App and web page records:
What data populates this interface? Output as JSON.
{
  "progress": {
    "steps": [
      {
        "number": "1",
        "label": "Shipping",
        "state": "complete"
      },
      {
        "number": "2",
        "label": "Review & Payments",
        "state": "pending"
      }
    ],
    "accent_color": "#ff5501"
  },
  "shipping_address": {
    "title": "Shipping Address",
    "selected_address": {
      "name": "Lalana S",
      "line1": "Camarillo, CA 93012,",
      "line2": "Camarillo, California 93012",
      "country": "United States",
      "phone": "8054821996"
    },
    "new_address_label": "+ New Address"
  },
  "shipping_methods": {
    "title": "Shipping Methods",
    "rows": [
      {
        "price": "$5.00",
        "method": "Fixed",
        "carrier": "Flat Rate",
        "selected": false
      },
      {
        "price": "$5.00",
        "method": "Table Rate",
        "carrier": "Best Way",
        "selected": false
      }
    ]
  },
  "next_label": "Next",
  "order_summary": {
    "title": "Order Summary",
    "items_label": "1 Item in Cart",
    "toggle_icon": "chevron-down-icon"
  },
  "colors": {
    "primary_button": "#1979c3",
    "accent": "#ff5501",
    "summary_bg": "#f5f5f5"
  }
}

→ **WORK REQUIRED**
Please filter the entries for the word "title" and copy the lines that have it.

→ **SOLVED EXERCISE**
    "title": "Shipping Address",
    "title": "Shipping Methods",
    "title": "Order Summary",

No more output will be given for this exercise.